No wonder Cameron reminded voters that "every day Gordon Brown is prime minister is a gray day for our country.” The Conservatives hope to make the election a referendum on Brown, asking: "Do you want five more years of this?" For their part, Labour asks voters to "take a second look" at the government rather than "taking a chance" on the opposition.
So could there a repeat of the 1992 election, when an unpopular incumbent party led by John Major won an unexpected fourth term for the Conservatives, despite having trailed in the polls right up to Election Day? That still seems unlikely, but it's no longer unthinkable. If there's a Tory upside to Labour's resurgence, party spokesmen joke, it's that Labour can no longer run an underdog campaign.
Conventional wisdom dictates that, after 13 years in power, and with GDP per capita having actually declined on Brown's watch, Labour can't win. And, though often mocked, conventional wisdom should be right.
Britain's deficit is on course to reach $275 billion this year—or nearly 13 percent of GDP. That would leave Britain in a more precarious position than either Ireland or Greece and much worse off than the United States, too. Nor is this a one-year horror. The Economist Intelligence Unit estimated recently that U.K. debt will rise to more than 100 percent of GDP by 2014. As recently as 2004, it was less than 40 percent.
The deficit, however, is a problem for wonks, not for voters more concerned by immediate, day-to-day concerns. In any case, with mortgage rates and inflation both low, many working homeowners are better off than they were before the recession hit.
The Tories' "decontamination" strategy was designed for happier times. Focusing on issues such as the environment demonstrated how the party had changed. But that was before the great financial collapse and a return to "hard" politics. The financial crisis may have crippled Brown's reputation as an economic genius who had put an end, as he often called it, to the cycle of "boom and bust," but it also left the Conservatives foundering, torn between their instinct that "swingeing" cuts in government expenditure would be needed and their fear that the public might be spooked by such rhetoric.
The result has been a muddle, leaving even loyal Tories wondering what the party's real message is. On the one hand, the Conservatives promise to deal with the deficit more quickly than Labour, but on the other, they also promise to increase spending on health, education, and the state pension. Simultaneously, they promise to stimulate the economy by cutting taxes on new employees and reducing corporate taxes.
Something will have to give. Spending increases in some departments necessarily require greater cuts elsewhere; tax cuts for business necessarily demands that other taxes will rise if the deficit is to be halved in the next five years.
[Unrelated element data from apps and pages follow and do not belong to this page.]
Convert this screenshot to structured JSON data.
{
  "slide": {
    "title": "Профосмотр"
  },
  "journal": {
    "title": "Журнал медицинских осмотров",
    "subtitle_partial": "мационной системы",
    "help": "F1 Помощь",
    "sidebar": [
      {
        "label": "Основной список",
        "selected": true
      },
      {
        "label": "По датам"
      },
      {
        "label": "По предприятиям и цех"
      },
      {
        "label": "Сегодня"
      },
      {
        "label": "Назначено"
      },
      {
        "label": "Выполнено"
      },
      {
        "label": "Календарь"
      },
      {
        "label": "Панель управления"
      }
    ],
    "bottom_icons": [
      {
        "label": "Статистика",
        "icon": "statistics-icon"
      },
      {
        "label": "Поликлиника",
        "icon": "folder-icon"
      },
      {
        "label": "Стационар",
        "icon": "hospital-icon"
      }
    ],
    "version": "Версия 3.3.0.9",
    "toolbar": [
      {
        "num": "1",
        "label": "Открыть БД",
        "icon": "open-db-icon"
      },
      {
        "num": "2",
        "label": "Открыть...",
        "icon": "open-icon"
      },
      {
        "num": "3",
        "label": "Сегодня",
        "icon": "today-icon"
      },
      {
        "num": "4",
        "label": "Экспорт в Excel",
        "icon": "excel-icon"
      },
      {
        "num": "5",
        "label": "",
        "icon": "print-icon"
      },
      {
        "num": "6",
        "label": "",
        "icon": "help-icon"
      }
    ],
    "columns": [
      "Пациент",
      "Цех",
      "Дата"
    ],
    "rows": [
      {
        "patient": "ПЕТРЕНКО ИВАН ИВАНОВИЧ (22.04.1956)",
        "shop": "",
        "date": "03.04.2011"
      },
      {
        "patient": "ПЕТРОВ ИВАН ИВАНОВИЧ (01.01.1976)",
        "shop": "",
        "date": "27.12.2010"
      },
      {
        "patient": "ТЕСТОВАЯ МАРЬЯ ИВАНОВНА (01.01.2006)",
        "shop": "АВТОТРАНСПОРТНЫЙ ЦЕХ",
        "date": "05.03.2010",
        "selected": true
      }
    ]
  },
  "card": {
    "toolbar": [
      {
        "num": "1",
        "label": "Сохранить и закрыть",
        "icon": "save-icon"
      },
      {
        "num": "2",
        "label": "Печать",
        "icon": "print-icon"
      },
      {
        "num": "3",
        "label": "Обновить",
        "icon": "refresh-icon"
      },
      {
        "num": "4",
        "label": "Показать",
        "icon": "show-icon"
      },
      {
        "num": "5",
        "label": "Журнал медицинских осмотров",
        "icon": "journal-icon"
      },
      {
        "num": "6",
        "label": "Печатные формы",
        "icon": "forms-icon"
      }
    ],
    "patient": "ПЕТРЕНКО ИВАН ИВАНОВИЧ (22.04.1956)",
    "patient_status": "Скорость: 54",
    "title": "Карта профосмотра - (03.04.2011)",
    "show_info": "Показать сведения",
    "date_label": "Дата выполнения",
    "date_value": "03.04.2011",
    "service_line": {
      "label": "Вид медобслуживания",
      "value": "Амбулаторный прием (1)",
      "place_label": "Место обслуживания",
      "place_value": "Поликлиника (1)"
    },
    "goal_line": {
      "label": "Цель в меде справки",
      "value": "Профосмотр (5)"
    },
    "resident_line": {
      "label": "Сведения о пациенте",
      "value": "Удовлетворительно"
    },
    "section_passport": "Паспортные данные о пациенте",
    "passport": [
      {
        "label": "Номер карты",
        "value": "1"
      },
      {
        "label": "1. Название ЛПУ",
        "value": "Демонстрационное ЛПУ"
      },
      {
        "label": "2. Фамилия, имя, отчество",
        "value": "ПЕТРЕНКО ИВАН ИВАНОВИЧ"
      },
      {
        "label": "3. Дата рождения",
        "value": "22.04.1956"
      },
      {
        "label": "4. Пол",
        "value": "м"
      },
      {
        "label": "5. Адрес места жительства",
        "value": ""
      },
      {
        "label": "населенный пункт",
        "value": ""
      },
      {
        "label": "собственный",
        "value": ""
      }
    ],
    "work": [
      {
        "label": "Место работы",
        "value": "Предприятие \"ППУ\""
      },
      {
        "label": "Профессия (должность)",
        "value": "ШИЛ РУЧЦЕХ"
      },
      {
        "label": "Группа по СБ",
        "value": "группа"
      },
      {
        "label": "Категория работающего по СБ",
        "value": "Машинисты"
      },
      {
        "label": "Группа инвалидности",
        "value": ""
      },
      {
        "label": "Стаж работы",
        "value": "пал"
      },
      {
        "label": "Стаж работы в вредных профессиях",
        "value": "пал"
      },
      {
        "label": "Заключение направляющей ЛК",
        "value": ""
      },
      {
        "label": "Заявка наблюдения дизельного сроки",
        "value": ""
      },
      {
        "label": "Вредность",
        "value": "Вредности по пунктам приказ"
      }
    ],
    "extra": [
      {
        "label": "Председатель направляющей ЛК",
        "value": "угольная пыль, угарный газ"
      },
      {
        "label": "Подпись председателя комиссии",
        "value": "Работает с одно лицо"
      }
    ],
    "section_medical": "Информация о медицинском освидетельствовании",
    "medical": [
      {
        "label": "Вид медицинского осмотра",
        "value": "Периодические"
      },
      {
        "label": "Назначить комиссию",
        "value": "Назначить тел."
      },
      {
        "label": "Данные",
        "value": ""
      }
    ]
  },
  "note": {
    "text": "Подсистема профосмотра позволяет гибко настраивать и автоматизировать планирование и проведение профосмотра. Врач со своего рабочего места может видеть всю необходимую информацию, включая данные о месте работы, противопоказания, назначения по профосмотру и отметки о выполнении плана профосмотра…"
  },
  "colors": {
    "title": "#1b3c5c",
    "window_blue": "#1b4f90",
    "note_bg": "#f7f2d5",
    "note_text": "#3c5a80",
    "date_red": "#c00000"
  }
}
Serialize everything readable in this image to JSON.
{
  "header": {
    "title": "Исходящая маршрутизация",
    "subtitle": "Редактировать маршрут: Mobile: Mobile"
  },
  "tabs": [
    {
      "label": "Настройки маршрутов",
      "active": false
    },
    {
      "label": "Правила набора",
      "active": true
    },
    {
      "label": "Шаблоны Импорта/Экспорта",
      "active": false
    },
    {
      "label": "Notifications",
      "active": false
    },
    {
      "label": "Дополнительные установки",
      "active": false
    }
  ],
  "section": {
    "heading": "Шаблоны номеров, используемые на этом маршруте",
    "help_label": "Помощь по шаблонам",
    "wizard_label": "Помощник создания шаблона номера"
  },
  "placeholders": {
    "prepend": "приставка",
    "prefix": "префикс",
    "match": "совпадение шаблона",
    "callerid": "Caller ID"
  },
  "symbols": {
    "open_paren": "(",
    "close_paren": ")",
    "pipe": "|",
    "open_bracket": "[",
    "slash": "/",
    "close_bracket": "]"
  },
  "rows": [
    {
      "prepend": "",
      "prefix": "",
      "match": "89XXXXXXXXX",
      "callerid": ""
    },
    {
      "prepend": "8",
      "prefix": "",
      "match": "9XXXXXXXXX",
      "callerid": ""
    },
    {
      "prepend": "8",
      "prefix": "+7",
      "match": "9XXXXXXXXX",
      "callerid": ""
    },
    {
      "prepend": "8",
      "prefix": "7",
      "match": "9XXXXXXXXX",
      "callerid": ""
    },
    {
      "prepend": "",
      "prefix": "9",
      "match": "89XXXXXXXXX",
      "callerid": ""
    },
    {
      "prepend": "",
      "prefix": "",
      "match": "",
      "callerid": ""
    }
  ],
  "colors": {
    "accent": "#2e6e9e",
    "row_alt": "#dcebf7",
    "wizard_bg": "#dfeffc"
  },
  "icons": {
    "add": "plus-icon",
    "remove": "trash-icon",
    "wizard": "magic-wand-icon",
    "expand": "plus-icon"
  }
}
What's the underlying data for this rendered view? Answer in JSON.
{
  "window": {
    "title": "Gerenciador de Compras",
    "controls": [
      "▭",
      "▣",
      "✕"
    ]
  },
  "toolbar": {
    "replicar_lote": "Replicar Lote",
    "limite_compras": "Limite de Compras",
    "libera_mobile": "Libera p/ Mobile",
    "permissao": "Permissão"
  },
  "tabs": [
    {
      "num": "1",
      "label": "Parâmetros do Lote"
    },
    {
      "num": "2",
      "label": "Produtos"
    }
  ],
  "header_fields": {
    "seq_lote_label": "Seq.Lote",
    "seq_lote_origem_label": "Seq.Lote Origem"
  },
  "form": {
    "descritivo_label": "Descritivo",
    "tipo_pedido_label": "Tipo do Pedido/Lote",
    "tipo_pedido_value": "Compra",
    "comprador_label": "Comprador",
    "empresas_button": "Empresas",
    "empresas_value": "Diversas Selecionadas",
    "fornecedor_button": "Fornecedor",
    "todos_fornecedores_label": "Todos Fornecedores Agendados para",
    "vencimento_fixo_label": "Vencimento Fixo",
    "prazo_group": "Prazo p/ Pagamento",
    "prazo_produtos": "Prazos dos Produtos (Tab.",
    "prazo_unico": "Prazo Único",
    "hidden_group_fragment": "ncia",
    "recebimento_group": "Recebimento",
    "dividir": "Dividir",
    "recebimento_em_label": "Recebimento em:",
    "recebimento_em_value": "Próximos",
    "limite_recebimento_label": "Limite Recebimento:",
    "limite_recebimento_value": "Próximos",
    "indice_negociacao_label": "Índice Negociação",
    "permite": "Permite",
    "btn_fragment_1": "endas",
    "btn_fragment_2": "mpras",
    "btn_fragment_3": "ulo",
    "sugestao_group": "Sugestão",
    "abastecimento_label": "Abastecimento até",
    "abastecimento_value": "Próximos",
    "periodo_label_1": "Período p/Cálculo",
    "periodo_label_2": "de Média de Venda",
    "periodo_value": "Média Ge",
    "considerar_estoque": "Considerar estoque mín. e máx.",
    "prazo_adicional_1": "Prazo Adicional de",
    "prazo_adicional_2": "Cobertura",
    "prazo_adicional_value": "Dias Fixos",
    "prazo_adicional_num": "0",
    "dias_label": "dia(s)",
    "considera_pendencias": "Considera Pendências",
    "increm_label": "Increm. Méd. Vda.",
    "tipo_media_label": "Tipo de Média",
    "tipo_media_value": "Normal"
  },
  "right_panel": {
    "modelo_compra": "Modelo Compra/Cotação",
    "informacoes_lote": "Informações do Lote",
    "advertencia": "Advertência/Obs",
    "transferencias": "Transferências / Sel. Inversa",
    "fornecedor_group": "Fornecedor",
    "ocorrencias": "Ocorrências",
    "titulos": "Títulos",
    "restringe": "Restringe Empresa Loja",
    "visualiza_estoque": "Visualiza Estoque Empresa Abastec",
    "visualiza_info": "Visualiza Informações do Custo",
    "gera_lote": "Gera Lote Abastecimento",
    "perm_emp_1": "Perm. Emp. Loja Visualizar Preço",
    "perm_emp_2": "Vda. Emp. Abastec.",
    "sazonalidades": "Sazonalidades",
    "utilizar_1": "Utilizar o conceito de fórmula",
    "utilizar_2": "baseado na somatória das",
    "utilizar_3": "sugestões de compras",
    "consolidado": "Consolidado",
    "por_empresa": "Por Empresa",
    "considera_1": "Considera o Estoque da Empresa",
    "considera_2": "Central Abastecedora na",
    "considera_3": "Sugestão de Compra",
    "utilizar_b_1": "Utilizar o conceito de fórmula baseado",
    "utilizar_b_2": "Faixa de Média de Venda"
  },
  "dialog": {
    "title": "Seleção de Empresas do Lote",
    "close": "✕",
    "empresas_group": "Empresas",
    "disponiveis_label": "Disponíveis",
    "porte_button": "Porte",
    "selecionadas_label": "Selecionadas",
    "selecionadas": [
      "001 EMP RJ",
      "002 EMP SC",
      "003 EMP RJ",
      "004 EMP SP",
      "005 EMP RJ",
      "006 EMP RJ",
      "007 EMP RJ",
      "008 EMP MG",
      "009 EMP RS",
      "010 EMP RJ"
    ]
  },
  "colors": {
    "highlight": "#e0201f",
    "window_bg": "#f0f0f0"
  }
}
Both parties know this, but Labour have had some success in suggesting that they would regret painful spending cuts while the Tories, despite their kinder, cuddlier image, would secretly relish gutting the government's spending departments.
Cameron promised the country Sunday that "we will not let you down.” Torn between a government they don't like and an opposition they do not wholly trust, British voters have just two months in which to make up their minds and decide whether the status quo is riskier than the alternative.
Alex Massie is a former Washington correspondent for The Scotsman and The Daily Telegraph. He writes for The Spectator and blogs at www.spectator.co.uk/alexmassie.